Fars, meanwhile, claims a different type of challenge by Motahari to Ahmadinejad --- the MP, chiding the President for failing to support an Islamic dress code for women, said Ahmadinejad should follow his Presidency by opening nightclubs: "The situation of the veil is tragic....thanks to the apparent and hidden encouragement by the President."
Motahari continued that Ahmadinejad and his Chief of Staff, Esfandiar Rahim Mashai] have promoted a situation in which girls now "wear trousers, and coats that don't cover the knees....They have actually allowed sexual provocation...and now, they should think of opening nightclubs and cabarets."
The pro-Ahmadinejad daily Iran has responded by calling Motahari and other critics "lunatics", presenting the MP as the owner of a cabaret.
0427 GMT: Nuclear Watch. Today's story to monitor is the visit of International Atomic Energy Agency head Yukiya Amano and two of his top officials to Tehran.
Amano's talks with Iranian officials come two days before Tehran sits down in Baghdad for formal discussions with the 5+1 Powers (US, UK, France, Russia, China, and Germany) on Iran's nuclear programme. Equally important, it comes after a week after technical conversations between the IAEA and an Iranian delegation that appear to have gone well.
Watch for the tone of the general "spin" that comes out today --- references to good discussions indicate the possibility of a similar outcome on Wednesday. And look for any details that might emerge of how the IAEA would support a deal on uranium enrichment through inspection and safeguards of Iran's facilities.
0415 GMT: We begin this morning with a "Freudian slip" --- "an unintentional error revealing subconscious feelings" --- from State news outlet Press TV, which has a press release from Minister of Economy Shamseddin Hosseini:

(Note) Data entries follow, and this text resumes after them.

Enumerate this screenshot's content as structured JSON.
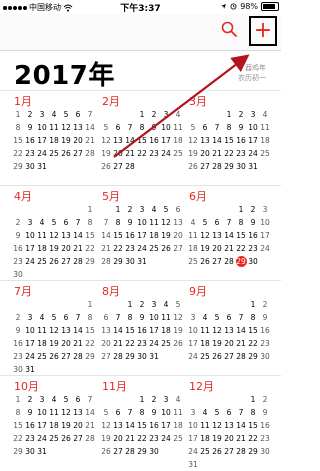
{
  "status_bar": {
    "carrier": "中国移动",
    "time": "下午3:37",
    "battery_percent": "98%",
    "signal_dots": 5
  },
  "nav": {
    "search_icon": "search-icon",
    "add_label": "+"
  },
  "year_title": "2017年",
  "lunar": {
    "year_label": "丁酉鸡年",
    "day_label": "农历初一"
  },
  "today": {
    "month": 6,
    "day": 29
  },
  "months": [
    {
      "name": "1月",
      "offset": 0,
      "days": 31
    },
    {
      "name": "2月",
      "offset": 3,
      "days": 28
    },
    {
      "name": "3月",
      "offset": 3,
      "days": 31
    },
    {
      "name": "4月",
      "offset": 6,
      "days": 30
    },
    {
      "name": "5月",
      "offset": 1,
      "days": 31
    },
    {
      "name": "6月",
      "offset": 4,
      "days": 30
    },
    {
      "name": "7月",
      "offset": 6,
      "days": 31
    },
    {
      "name": "8月",
      "offset": 2,
      "days": 31
    },
    {
      "name": "9月",
      "offset": 5,
      "days": 30
    },
    {
      "name": "10月",
      "offset": 0,
      "days": 31
    },
    {
      "name": "11月",
      "offset": 3,
      "days": 30
    },
    {
      "name": "12月",
      "offset": 5,
      "days": 31
    }
  ],
  "colors": {
    "accent": "#e6281e",
    "annotation": "#b3141e"
  }
}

The Iranian minister of economic affairs and finance says Iran attracted some USD 4.3 billion in foreign investment during the past Iranian calendar year (ended March 19, 2012).
Shamseddin Hosseini said that, according to statistics, foreign investment in the country grew from USD 1.8 billion five years ago to USD 4.3 billion last year, demonstrating an increase of 140 percent, Mehr news agency reported.
The minister added that a total of USD 2 billion in foreign investment was approved for 18 projects in the country in the first two months of the current year (started March 20, 2012), indicating a 120-percent rise, compared to the amount for the same period last year.
He went on to say that investment service centers have been established in 31 provinces in Iran to boost foreign investment.
Hosseini further pointed out that about 20 percent of the assets of the National Development Fund (almost USD 8 billion) can be used along with the foreign investment to boost national growth and development.
The Freudian slip? On the homepage for its Iran section, Press TV headlines, "Foreign Investment tops $4.3 in Iran".